A: I had a very nontraditional pathway to a legal career. I started out as a biophysics researcher and slowly realized that being in a lab just wasn’t for me. I had some skills as an extrovert that the lab setting didn’t allow me to use. And working in a lab has a very narrow focus. So, I went the complete opposite direction and I got involved in entrepreneurship, particularly sales. That again steered me toward an industry that was very narrowly focused. I was merely exercising the social aspects of myself and not really challenging the intellectual aspects. After trying out those two extremes I felt like the legal field would allow me to exercise my intellectual passions and my passion for people and my more extroverted tendencies. And intellectual property law allowed me to dive back into the science, which I always enjoyed.

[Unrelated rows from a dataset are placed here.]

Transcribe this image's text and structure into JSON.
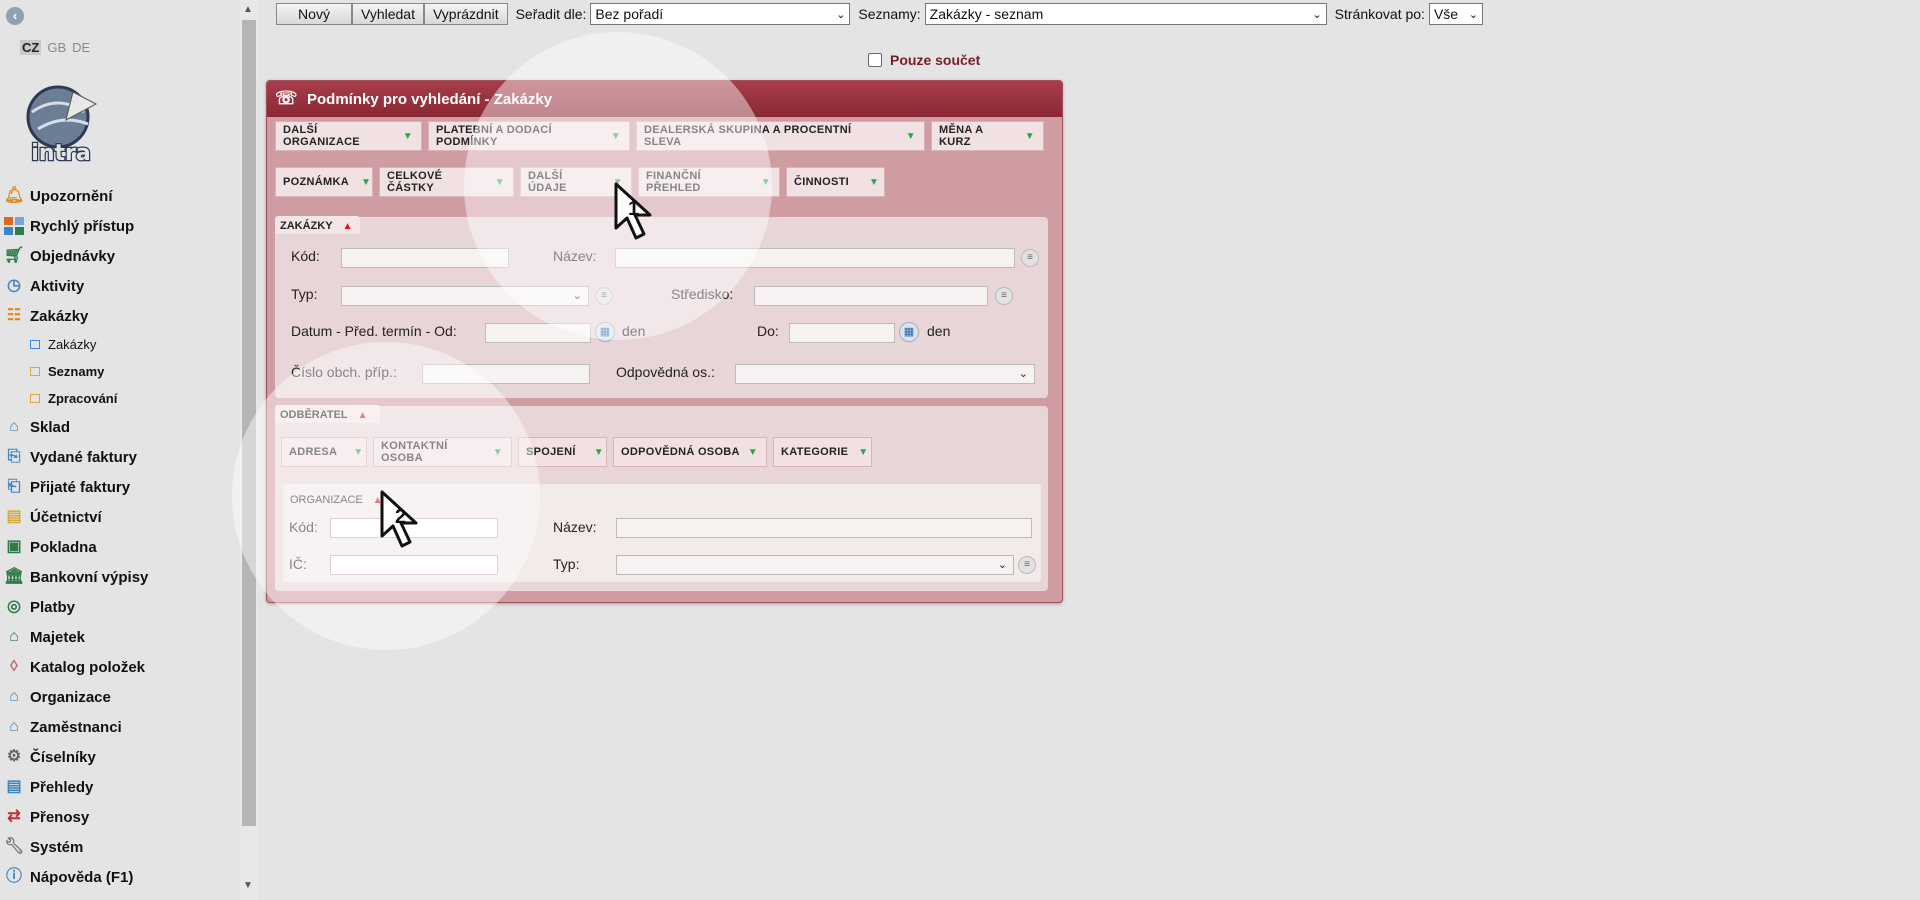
{
  "languages": [
    "CZ",
    "GB",
    "DE"
  ],
  "logo_text": "intra",
  "sidebar": {
    "items": [
      {
        "label": "Upozornění",
        "icon": "bell-icon"
      },
      {
        "label": "Rychlý přístup",
        "icon": "tiles-icon"
      },
      {
        "label": "Objednávky",
        "icon": "cart-icon"
      },
      {
        "label": "Aktivity",
        "icon": "clock-icon"
      },
      {
        "label": "Zakázky",
        "icon": "order-icon"
      },
      {
        "label": "Sklad",
        "icon": "warehouse-icon"
      },
      {
        "label": "Vydané faktury",
        "icon": "invoice-out-icon"
      },
      {
        "label": "Přijaté faktury",
        "icon": "invoice-in-icon"
      },
      {
        "label": "Účetnictví",
        "icon": "ledger-icon"
      },
      {
        "label": "Pokladna",
        "icon": "cash-register-icon"
      },
      {
        "label": "Bankovní výpisy",
        "icon": "bank-icon"
      },
      {
        "label": "Platby",
        "icon": "payment-icon"
      },
      {
        "label": "Majetek",
        "icon": "property-icon"
      },
      {
        "label": "Katalog položek",
        "icon": "tag-icon"
      },
      {
        "label": "Organizace",
        "icon": "organization-icon"
      },
      {
        "label": "Zaměstnanci",
        "icon": "employee-icon"
      },
      {
        "label": "Číselníky",
        "icon": "gear-icon"
      },
      {
        "label": "Přehledy",
        "icon": "list-icon"
      },
      {
        "label": "Přenosy",
        "icon": "transfer-icon"
      },
      {
        "label": "Systém",
        "icon": "wrench-icon"
      },
      {
        "label": "Nápověda (F1)",
        "icon": "help-icon"
      }
    ],
    "subitems": [
      "Zakázky",
      "Seznamy",
      "Zpracování"
    ]
  },
  "toolbar": {
    "new_label": "Nový",
    "search_label": "Vyhledat",
    "clear_label": "Vyprázdnit",
    "sort_label": "Seřadit dle:",
    "sort_value": "Bez pořadí",
    "lists_label": "Seznamy:",
    "lists_value": "Zakázky - seznam",
    "paging_label": "Stránkovat po:",
    "paging_value": "Vše"
  },
  "sum_only_label": "Pouze součet",
  "panel": {
    "title": "Podmínky pro vyhledání - Zakázky",
    "tabs_row1": [
      "DALŠÍ ORGANIZACE",
      "PLATEBNÍ A DODACÍ PODMÍNKY",
      "DEALERSKÁ SKUPINA A PROCENTNÍ SLEVA",
      "MĚNA A KURZ"
    ],
    "tabs_row2": [
      "POZNÁMKA",
      "CELKOVÉ ČÁSTKY",
      "DALŠÍ ÚDAJE",
      "FINANČNÍ PŘEHLED",
      "ČINNOSTI"
    ],
    "orders_section": {
      "label": "ZAKÁZKY",
      "code_label": "Kód:",
      "name_label": "Název:",
      "type_label": "Typ:",
      "center_label": "Středisko:",
      "date_label": "Datum - Před. termín - Od:",
      "to_label": "Do:",
      "day_unit": "den",
      "case_label": "Číslo obch. příp.:",
      "responsible_label": "Odpovědná os.:"
    },
    "customer_section": {
      "label": "ODBĚRATEL",
      "tabs": [
        "ADRESA",
        "KONTAKTNÍ OSOBA",
        "SPOJENÍ",
        "ODPOVĚDNÁ OSOBA",
        "KATEGORIE"
      ]
    },
    "organization_section": {
      "label": "ORGANIZACE",
      "code_label": "Kód:",
      "name_label": "Název:",
      "ic_label": "IČ:",
      "type_label": "Typ:"
    }
  },
  "annotations": [
    "1",
    "2"
  ],
  "colors": {
    "panel_header": "#8a2834",
    "panel_body": "#cf9ca1",
    "expand_arrow": "#2aa64a",
    "collapse_arrow": "#d11111",
    "sum_label": "#7a1c28"
  }
}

Q: How did you arrive at your current position?

A: When I first graduated from law school at the University of Mississippi, I went to work for the law school developing a pro bono program that’s now in place. After I left, I was studying for the Louisiana bar, and I was really struggling, trying to get an IT job in that area. So, I packed up my bags, I put a bunch of suits in the car, printed out a bunch of resumes and I went on a Southeast tour – where all my friends lived —  and started knocking on doors because emails and phone calls weren’t working.

When I got here to the Triangle area, somebody hired me for $10 an hour to be a tech analyst. It was a company that was associated with a law firm, where the tech company and the law firm worked together and were housed in the same offices. That was my in. I started out as a tech analyst, and a year later I was working in the law firm, and two years later I was transitioning out to a traditional law firm.

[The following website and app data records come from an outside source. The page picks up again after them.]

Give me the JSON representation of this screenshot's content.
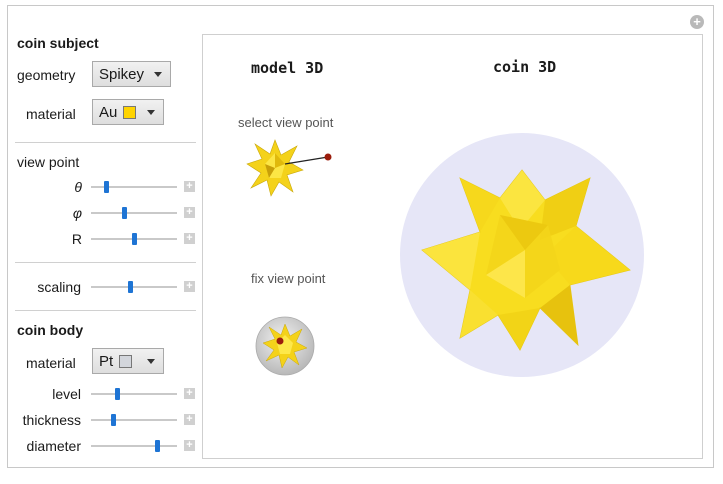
{
  "panel": {
    "coin_subject_heading": "coin subject",
    "geometry_label": "geometry",
    "geometry_value": "Spikey",
    "material_label": "material",
    "material_value": "Au",
    "material_color": "#ffd400",
    "view_point_heading": "view point",
    "theta_label": "θ",
    "theta_value": 0.18,
    "phi_label": "φ",
    "phi_value": 0.38,
    "r_label": "R",
    "r_value": 0.5,
    "scaling_label": "scaling",
    "scaling_value": 0.45,
    "coin_body_heading": "coin body",
    "body_material_label": "material",
    "body_material_value": "Pt",
    "body_material_color": "#d3d6dc",
    "level_label": "level",
    "level_value": 0.3,
    "thickness_label": "thickness",
    "thickness_value": 0.26,
    "diameter_label": "diameter",
    "diameter_value": 0.77
  },
  "viewport": {
    "model_title": "model 3D",
    "coin_title": "coin 3D",
    "select_caption": "select view point",
    "fix_caption": "fix view point",
    "coin_disc_color": "#e6e6f7",
    "spikey_color": "#f7dc1c",
    "pointer_color": "#9b1c0c"
  }
}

I saw the tech job as an opportunity to get into the company with my science background and allow myself to gain some legal experience and hopefully transition to the legal side, which did happen.

Continue reading

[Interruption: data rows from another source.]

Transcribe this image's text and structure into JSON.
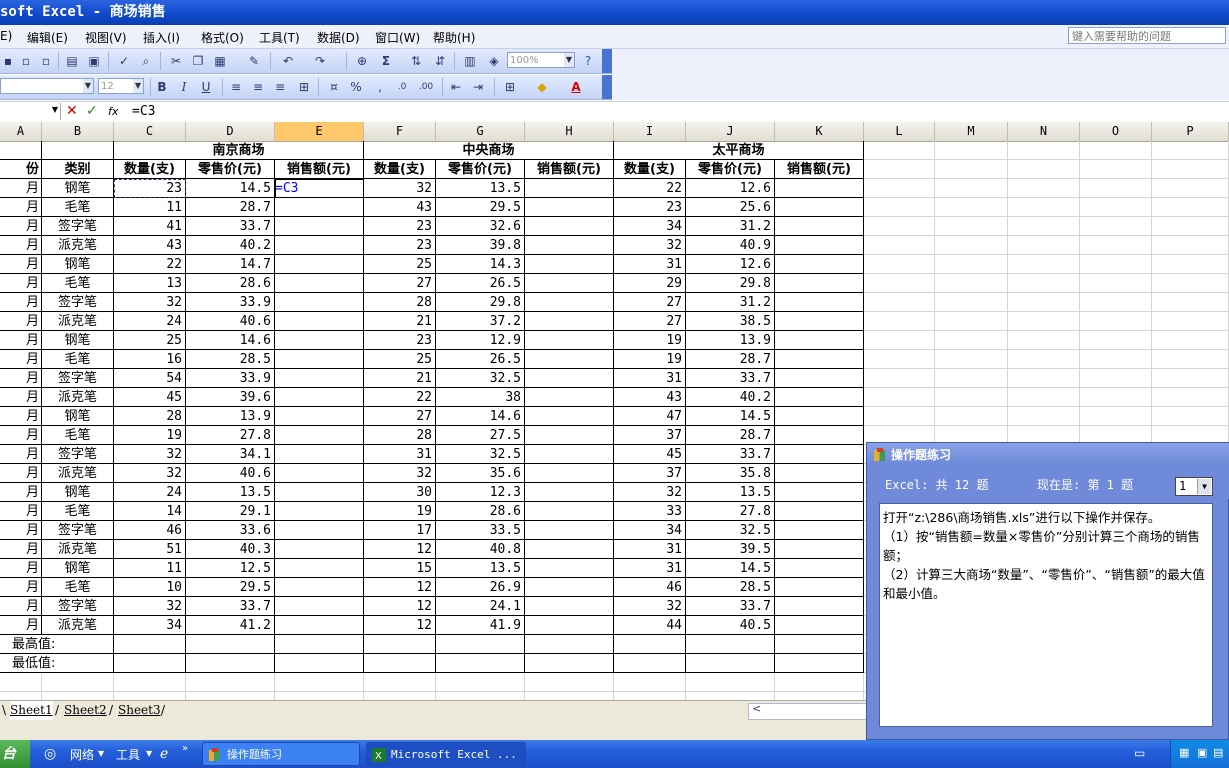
{
  "window": {
    "title": "soft Excel - 商场销售"
  },
  "menu": {
    "items": [
      "E)",
      "编辑(E)",
      "视图(V)",
      "插入(I)",
      "格式(O)",
      "工具(T)",
      "数据(D)",
      "窗口(W)",
      "帮助(H)"
    ],
    "help_placeholder": "键入需要帮助的问题"
  },
  "toolbar": {
    "zoom": "100%",
    "font_size": "12"
  },
  "formula_bar": {
    "formula": "=C3"
  },
  "columns": [
    "A",
    "B",
    "C",
    "D",
    "E",
    "F",
    "G",
    "H",
    "I",
    "J",
    "K",
    "L",
    "M",
    "N",
    "O",
    "P"
  ],
  "selected_column": "E",
  "sheet": {
    "groups": [
      "南京商场",
      "中央商场",
      "太平商场"
    ],
    "headers": [
      "月份",
      "类别",
      "数量(支)",
      "零售价(元)",
      "销售额(元)",
      "数量(支)",
      "零售价(元)",
      "销售额(元)",
      "数量(支)",
      "零售价(元)",
      "销售额(元)"
    ],
    "header_visible": {
      "A": "月份"
    },
    "rows": [
      [
        "一月",
        "钢笔",
        "23",
        "14.5",
        "=C3",
        "32",
        "13.5",
        "",
        "22",
        "12.6",
        ""
      ],
      [
        "一月",
        "毛笔",
        "11",
        "28.7",
        "",
        "43",
        "29.5",
        "",
        "23",
        "25.6",
        ""
      ],
      [
        "一月",
        "签字笔",
        "41",
        "33.7",
        "",
        "23",
        "32.6",
        "",
        "34",
        "31.2",
        ""
      ],
      [
        "一月",
        "派克笔",
        "43",
        "40.2",
        "",
        "23",
        "39.8",
        "",
        "32",
        "40.9",
        ""
      ],
      [
        "二月",
        "钢笔",
        "22",
        "14.7",
        "",
        "25",
        "14.3",
        "",
        "31",
        "12.6",
        ""
      ],
      [
        "二月",
        "毛笔",
        "13",
        "28.6",
        "",
        "27",
        "26.5",
        "",
        "29",
        "29.8",
        ""
      ],
      [
        "二月",
        "签字笔",
        "32",
        "33.9",
        "",
        "28",
        "29.8",
        "",
        "27",
        "31.2",
        ""
      ],
      [
        "二月",
        "派克笔",
        "24",
        "40.6",
        "",
        "21",
        "37.2",
        "",
        "27",
        "38.5",
        ""
      ],
      [
        "三月",
        "钢笔",
        "25",
        "14.6",
        "",
        "23",
        "12.9",
        "",
        "19",
        "13.9",
        ""
      ],
      [
        "三月",
        "毛笔",
        "16",
        "28.5",
        "",
        "25",
        "26.5",
        "",
        "19",
        "28.7",
        ""
      ],
      [
        "三月",
        "签字笔",
        "54",
        "33.9",
        "",
        "21",
        "32.5",
        "",
        "31",
        "33.7",
        ""
      ],
      [
        "三月",
        "派克笔",
        "45",
        "39.6",
        "",
        "22",
        "38",
        "",
        "43",
        "40.2",
        ""
      ],
      [
        "四月",
        "钢笔",
        "28",
        "13.9",
        "",
        "27",
        "14.6",
        "",
        "47",
        "14.5",
        ""
      ],
      [
        "四月",
        "毛笔",
        "19",
        "27.8",
        "",
        "28",
        "27.5",
        "",
        "37",
        "28.7",
        ""
      ],
      [
        "四月",
        "签字笔",
        "32",
        "34.1",
        "",
        "31",
        "32.5",
        "",
        "45",
        "33.7",
        ""
      ],
      [
        "四月",
        "派克笔",
        "32",
        "40.6",
        "",
        "32",
        "35.6",
        "",
        "37",
        "35.8",
        ""
      ],
      [
        "五月",
        "钢笔",
        "24",
        "13.5",
        "",
        "30",
        "12.3",
        "",
        "32",
        "13.5",
        ""
      ],
      [
        "五月",
        "毛笔",
        "14",
        "29.1",
        "",
        "19",
        "28.6",
        "",
        "33",
        "27.8",
        ""
      ],
      [
        "五月",
        "签字笔",
        "46",
        "33.6",
        "",
        "17",
        "33.5",
        "",
        "34",
        "32.5",
        ""
      ],
      [
        "五月",
        "派克笔",
        "51",
        "40.3",
        "",
        "12",
        "40.8",
        "",
        "31",
        "39.5",
        ""
      ],
      [
        "六月",
        "钢笔",
        "11",
        "12.5",
        "",
        "15",
        "13.5",
        "",
        "31",
        "14.5",
        ""
      ],
      [
        "六月",
        "毛笔",
        "10",
        "29.5",
        "",
        "12",
        "26.9",
        "",
        "46",
        "28.5",
        ""
      ],
      [
        "六月",
        "签字笔",
        "32",
        "33.7",
        "",
        "12",
        "24.1",
        "",
        "32",
        "33.7",
        ""
      ],
      [
        "六月",
        "派克笔",
        "34",
        "41.2",
        "",
        "12",
        "41.9",
        "",
        "44",
        "40.5",
        ""
      ]
    ],
    "max_label": "最高值:",
    "min_label": "最低值:"
  },
  "tabs": [
    "Sheet1",
    "Sheet2",
    "Sheet3"
  ],
  "taskbar": {
    "start": "台",
    "network": "网络",
    "tools": "工具",
    "buttons": [
      "操作题练习",
      "Microsoft Excel ..."
    ]
  },
  "pane": {
    "title": "操作题练习",
    "count": "Excel: 共 12 题",
    "current": "现在是: 第 1 题",
    "selected": "1",
    "instructions": [
      "打开“z:\\286\\商场销售.xls”进行以下操作并保存。",
      "（1）按“销售额=数量×零售价”分别计算三个商场的销售额；",
      "（2）计算三大商场“数量”、“零售价”、“销售额”的最大值和最小值。"
    ]
  },
  "colors": {
    "title_bar": "#0f49c8",
    "selected_col": "#ffc86b",
    "pane": "#6f8ad8"
  }
}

By Amber Nimocks

A few months ago, we asked NCBA members to respond to a short survey on the growing possibility of North Carolina’s adoption of a Uniform Bar Exam. More than 300 readers chimed in. Below is a snapshot of the results along with a few of the many reader comments. To read all the comments poll takers left, go to the North Carolina Lawyer page of our website.

 

POLL RESULTS

What is your reaction to the N.C. Board of Law Examiners’ move toward adopting the Uniform Bar Exam?

The majority of the 311 respondents, 59 percent, reacted in favor of the change.

89 or 29 percent: “It’s about time.”

95 or 30 percent: “It’s a good idea.”

127 or 41 percent: “It’s an abomination.”

Continue reading

After Years Of Wrongful Imprisonment, Darryl Howard Was Sustained By Love, Redeemed By Justice

By Amber Nimocks

Darryl and Nannie Howard banter gently, laughing and smiling a bit like newlyweds, a bit like the long-married couple they are. Their ease and happiness with each other seem to belie the 24 years of physical separation they have endured.

Until late this summer, Howard was imprisoned, serving time for crimes he insisted he was innocent of from the start. He walked out of a Durham courtroom on Aug. 31 after Superior Court Judge Orlando Hudson vacated guilty verdicts against him in a 1991 double murder. The decision came after Howard’s attorneys presented the judge with DNA evidence that had not been presented to the jury that heard Howard’s case. The evidence excluded Howard from the murders of Doris Washington and her 13-year-old daughter Nishonda and linked two others to the crime scene. The Durham District Attorney’s Office did not appeal the ruling.

Continue reading

Older posts

© 2018 L3: Long Leaf Law

Theme by Anders NorenUp ↑